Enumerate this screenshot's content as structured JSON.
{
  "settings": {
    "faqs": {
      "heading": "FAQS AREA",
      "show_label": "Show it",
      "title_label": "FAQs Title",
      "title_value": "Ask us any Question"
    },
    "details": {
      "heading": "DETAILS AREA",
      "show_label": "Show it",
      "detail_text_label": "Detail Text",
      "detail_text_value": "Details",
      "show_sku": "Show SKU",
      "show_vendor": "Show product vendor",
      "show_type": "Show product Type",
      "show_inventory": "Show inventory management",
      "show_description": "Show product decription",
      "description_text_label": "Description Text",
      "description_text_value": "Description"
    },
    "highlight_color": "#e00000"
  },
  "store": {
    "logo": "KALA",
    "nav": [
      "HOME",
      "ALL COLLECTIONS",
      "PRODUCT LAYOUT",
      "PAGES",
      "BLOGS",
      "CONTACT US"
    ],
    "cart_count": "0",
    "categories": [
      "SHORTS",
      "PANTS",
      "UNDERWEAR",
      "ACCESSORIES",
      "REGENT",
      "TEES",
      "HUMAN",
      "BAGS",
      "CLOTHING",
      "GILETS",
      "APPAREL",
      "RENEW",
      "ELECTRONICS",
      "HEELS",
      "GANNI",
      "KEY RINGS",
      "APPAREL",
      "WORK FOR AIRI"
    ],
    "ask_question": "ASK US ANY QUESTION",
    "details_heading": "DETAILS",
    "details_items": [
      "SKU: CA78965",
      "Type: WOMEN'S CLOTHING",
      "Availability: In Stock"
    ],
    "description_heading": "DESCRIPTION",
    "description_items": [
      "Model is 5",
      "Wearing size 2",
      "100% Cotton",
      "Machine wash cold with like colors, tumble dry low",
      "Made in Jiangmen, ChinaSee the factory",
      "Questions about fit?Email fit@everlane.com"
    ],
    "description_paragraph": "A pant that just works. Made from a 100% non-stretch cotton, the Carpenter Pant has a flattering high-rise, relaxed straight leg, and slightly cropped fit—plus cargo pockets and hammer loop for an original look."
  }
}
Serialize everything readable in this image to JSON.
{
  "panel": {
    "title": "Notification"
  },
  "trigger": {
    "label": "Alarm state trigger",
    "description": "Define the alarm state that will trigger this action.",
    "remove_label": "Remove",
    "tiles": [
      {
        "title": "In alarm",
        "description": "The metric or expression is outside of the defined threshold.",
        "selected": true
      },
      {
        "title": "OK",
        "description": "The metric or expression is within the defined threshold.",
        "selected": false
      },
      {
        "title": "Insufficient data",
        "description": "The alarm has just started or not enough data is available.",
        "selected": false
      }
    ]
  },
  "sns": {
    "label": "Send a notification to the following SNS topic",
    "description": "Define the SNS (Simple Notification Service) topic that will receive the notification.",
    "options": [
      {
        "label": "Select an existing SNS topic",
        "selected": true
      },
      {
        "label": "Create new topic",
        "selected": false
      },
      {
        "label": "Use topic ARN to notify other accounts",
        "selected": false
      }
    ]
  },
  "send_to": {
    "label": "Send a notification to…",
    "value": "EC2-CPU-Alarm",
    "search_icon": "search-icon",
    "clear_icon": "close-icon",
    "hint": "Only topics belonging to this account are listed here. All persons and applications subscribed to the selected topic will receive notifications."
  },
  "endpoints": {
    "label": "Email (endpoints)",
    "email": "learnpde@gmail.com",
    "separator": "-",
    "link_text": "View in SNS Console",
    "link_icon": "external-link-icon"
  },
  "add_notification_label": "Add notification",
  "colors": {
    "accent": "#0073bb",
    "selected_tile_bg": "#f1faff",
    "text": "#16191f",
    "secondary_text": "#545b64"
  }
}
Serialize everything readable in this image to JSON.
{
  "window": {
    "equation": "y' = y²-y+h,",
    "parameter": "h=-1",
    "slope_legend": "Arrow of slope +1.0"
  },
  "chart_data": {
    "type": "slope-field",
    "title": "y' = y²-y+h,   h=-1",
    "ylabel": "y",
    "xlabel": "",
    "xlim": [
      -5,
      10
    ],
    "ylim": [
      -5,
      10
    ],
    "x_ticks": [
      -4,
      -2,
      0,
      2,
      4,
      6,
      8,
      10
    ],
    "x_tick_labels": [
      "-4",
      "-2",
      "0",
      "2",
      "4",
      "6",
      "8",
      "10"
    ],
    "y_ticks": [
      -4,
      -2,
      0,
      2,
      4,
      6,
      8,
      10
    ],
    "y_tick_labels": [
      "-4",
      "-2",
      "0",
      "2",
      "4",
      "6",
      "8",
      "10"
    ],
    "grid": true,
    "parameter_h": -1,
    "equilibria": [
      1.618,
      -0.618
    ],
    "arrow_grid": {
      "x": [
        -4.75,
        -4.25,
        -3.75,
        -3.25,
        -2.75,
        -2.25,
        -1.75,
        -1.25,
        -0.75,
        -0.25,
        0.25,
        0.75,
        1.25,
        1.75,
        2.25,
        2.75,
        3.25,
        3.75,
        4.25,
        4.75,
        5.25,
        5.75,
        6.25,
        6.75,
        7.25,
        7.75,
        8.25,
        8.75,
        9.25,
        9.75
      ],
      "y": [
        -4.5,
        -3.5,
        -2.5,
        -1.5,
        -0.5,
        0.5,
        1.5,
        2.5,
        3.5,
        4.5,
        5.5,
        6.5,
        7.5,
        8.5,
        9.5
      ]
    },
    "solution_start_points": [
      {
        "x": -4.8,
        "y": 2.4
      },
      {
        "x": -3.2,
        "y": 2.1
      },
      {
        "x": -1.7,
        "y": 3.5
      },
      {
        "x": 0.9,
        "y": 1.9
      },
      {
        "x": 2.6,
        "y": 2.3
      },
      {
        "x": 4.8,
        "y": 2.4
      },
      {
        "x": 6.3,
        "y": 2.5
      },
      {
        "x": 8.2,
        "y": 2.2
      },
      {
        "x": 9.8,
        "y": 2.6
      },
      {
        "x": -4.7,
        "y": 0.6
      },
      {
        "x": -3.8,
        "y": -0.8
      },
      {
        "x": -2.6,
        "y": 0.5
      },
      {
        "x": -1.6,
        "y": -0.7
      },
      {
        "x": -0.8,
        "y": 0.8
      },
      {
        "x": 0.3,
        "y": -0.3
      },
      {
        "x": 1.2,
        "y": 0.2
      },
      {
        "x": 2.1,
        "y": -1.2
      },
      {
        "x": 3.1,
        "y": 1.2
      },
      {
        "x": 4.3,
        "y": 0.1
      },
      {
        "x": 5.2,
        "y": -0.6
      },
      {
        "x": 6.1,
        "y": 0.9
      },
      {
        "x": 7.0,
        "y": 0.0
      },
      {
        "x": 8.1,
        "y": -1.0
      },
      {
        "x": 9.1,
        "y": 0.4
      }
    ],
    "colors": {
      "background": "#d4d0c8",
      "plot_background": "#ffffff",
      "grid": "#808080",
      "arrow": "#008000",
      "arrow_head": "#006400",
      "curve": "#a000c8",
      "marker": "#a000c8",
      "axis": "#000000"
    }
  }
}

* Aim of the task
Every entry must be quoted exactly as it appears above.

* The completed task
Enumerate this screenshot's content as structured JSON.
{
  "settings": {
    "faqs": {
      "heading": "FAQS AREA",
      "show_label": "Show it",
      "title_label": "FAQs Title",
      "title_value": "Ask us any Question"
    },
    "details": {
      "heading": "DETAILS AREA",
      "show_label": "Show it",
      "detail_text_label": "Detail Text",
      "detail_text_value": "Details",
      "show_sku": "Show SKU",
      "show_vendor": "Show product vendor",
      "show_type": "Show product Type",
      "show_inventory": "Show inventory management",
      "show_description": "Show product decription",
      "description_text_label": "Description Text",
      "description_text_value": "Description"
    },
    "highlight_color": "#e00000"
  },
  "store": {
    "logo": "KALA",
    "nav": [
      "HOME",
      "ALL COLLECTIONS",
      "PRODUCT LAYOUT",
      "PAGES",
      "BLOGS",
      "CONTACT US"
    ],
    "cart_count": "0",
    "categories": [
      "SHORTS",
      "PANTS",
      "UNDERWEAR",
      "ACCESSORIES",
      "REGENT",
      "TEES",
      "HUMAN",
      "BAGS",
      "CLOTHING",
      "GILETS",
      "APPAREL",
      "RENEW",
      "ELECTRONICS",
      "HEELS",
      "GANNI",
      "KEY RINGS",
      "APPAREL",
      "WORK FOR AIRI"
    ],
    "ask_question": "ASK US ANY QUESTION",
    "details_heading": "DETAILS",
    "details_items": [
      "SKU: CA78965",
      "Type: WOMEN'S CLOTHING",
      "Availability: In Stock"
    ],
    "description_heading": "DESCRIPTION",
    "description_items": [
      "Model is 5",
      "Wearing size 2",
      "100% Cotton",
      "Machine wash cold with like colors, tumble dry low",
      "Made in Jiangmen, ChinaSee the factory",
      "Questions about fit?Email fit@everlane.com"
    ],
    "description_paragraph": "A pant that just works. Made from a 100% non-stretch cotton, the Carpenter Pant has a flattering high-rise, relaxed straight leg, and slightly cropped fit—plus cargo pockets and hammer loop for an original look."
  }
}
Serialize everything readable in this image to JSON.
{
  "panel": {
    "title": "Notification"
  },
  "trigger": {
    "label": "Alarm state trigger",
    "description": "Define the alarm state that will trigger this action.",
    "remove_label": "Remove",
    "tiles": [
      {
        "title": "In alarm",
        "description": "The metric or expression is outside of the defined threshold.",
        "selected": true
      },
      {
        "title": "OK",
        "description": "The metric or expression is within the defined threshold.",
        "selected": false
      },
      {
        "title": "Insufficient data",
        "description": "The alarm has just started or not enough data is available.",
        "selected": false
      }
    ]
  },
  "sns": {
    "label": "Send a notification to the following SNS topic",
    "description": "Define the SNS (Simple Notification Service) topic that will receive the notification.",
    "options": [
      {
        "label": "Select an existing SNS topic",
        "selected": true
      },
      {
        "label": "Create new topic",
        "selected": false
      },
      {
        "label": "Use topic ARN to notify other accounts",
        "selected": false
      }
    ]
  },
  "send_to": {
    "label": "Send a notification to…",
    "value": "EC2-CPU-Alarm",
    "search_icon": "search-icon",
    "clear_icon": "close-icon",
    "hint": "Only topics belonging to this account are listed here. All persons and applications subscribed to the selected topic will receive notifications."
  },
  "endpoints": {
    "label": "Email (endpoints)",
    "email": "learnpde@gmail.com",
    "separator": "-",
    "link_text": "View in SNS Console",
    "link_icon": "external-link-icon"
  },
  "add_notification_label": "Add notification",
  "colors": {
    "accent": "#0073bb",
    "selected_tile_bg": "#f1faff",
    "text": "#16191f",
    "secondary_text": "#545b64"
  }
}
Serialize everything readable in this image to JSON.
{
  "window": {
    "equation": "y' = y²-y+h,",
    "parameter": "h=-1",
    "slope_legend": "Arrow of slope +1.0"
  },
  "chart_data": {
    "type": "slope-field",
    "title": "y' = y²-y+h,   h=-1",
    "ylabel": "y",
    "xlabel": "",
    "xlim": [
      -5,
      10
    ],
    "ylim": [
      -5,
      10
    ],
    "x_ticks": [
      -4,
      -2,
      0,
      2,
      4,
      6,
      8,
      10
    ],
    "x_tick_labels": [
      "-4",
      "-2",
      "0",
      "2",
      "4",
      "6",
      "8",
      "10"
    ],
    "y_ticks": [
      -4,
      -2,
      0,
      2,
      4,
      6,
      8,
      10
    ],
    "y_tick_labels": [
      "-4",
      "-2",
      "0",
      "2",
      "4",
      "6",
      "8",
      "10"
    ],
    "grid": true,
    "parameter_h": -1,
    "equilibria": [
      1.618,
      -0.618
    ],
    "arrow_grid": {
      "x": [
        -4.75,
        -4.25,
        -3.75,
        -3.25,
        -2.75,
        -2.25,
        -1.75,
        -1.25,
        -0.75,
        -0.25,
        0.25,
        0.75,
        1.25,
        1.75,
        2.25,
        2.75,
        3.25,
        3.75,
        4.25,
        4.75,
        5.25,
        5.75,
        6.25,
        6.75,
        7.25,
        7.75,
        8.25,
        8.75,
        9.25,
        9.75
      ],
      "y": [
        -4.5,
        -3.5,
        -2.5,
        -1.5,
        -0.5,
        0.5,
        1.5,
        2.5,
        3.5,
        4.5,
        5.5,
        6.5,
        7.5,
        8.5,
        9.5
      ]
    },
    "solution_start_points": [
      {
        "x": -4.8,
        "y": 2.4
      },
      {
        "x": -3.2,
        "y": 2.1
      },
      {
        "x": -1.7,
        "y": 3.5
      },
      {
        "x": 0.9,
        "y": 1.9
      },
      {
        "x": 2.6,
        "y": 2.3
      },
      {
        "x": 4.8,
        "y": 2.4
      },
      {
        "x": 6.3,
        "y": 2.5
      },
      {
        "x": 8.2,
        "y": 2.2
      },
      {
        "x": 9.8,
        "y": 2.6
      },
      {
        "x": -4.7,
        "y": 0.6
      },
      {
        "x": -3.8,
        "y": -0.8
      },
      {
        "x": -2.6,
        "y": 0.5
      },
      {
        "x": -1.6,
        "y": -0.7
      },
      {
        "x": -0.8,
        "y": 0.8
      },
      {
        "x": 0.3,
        "y": -0.3
      },
      {
        "x": 1.2,
        "y": 0.2
      },
      {
        "x": 2.1,
        "y": -1.2
      },
      {
        "x": 3.1,
        "y": 1.2
      },
      {
        "x": 4.3,
        "y": 0.1
      },
      {
        "x": 5.2,
        "y": -0.6
      },
      {
        "x": 6.1,
        "y": 0.9
      },
      {
        "x": 7.0,
        "y": 0.0
      },
      {
        "x": 8.1,
        "y": -1.0
      },
      {
        "x": 9.1,
        "y": 0.4
      }
    ],
    "colors": {
      "background": "#d4d0c8",
      "plot_background": "#ffffff",
      "grid": "#808080",
      "arrow": "#008000",
      "arrow_head": "#006400",
      "curve": "#a000c8",
      "marker": "#a000c8",
      "axis": "#000000"
    }
  }
}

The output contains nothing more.